--- RECORDS TO USE ---
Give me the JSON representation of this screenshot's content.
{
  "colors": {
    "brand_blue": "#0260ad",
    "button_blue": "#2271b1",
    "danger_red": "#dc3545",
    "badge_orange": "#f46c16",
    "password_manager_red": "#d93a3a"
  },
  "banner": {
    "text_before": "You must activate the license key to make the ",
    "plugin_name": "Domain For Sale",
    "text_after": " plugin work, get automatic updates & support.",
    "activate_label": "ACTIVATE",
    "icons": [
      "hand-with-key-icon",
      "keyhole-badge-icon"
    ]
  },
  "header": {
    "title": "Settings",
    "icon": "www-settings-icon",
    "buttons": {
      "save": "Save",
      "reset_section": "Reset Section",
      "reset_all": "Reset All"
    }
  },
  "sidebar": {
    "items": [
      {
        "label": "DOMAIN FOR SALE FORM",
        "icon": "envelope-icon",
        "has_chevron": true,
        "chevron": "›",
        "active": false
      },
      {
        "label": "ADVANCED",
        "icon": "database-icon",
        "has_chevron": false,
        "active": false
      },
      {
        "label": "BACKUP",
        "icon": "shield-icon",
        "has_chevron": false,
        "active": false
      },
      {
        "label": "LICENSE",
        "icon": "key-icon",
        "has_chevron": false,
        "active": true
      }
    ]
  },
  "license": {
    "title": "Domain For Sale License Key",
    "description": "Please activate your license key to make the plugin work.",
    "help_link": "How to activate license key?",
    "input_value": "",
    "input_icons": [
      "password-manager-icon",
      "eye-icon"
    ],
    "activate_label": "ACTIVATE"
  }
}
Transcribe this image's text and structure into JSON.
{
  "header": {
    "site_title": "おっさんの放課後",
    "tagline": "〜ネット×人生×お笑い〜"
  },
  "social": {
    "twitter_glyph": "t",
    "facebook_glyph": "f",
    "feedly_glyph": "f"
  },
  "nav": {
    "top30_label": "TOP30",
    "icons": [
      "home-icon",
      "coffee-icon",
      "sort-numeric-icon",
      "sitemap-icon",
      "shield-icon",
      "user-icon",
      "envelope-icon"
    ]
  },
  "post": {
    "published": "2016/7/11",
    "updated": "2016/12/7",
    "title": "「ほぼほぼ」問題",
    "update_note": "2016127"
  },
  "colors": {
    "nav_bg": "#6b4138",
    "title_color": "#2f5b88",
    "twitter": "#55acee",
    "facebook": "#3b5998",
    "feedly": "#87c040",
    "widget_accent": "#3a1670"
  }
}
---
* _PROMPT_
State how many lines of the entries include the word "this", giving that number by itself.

* _ANSWER SECTION_
2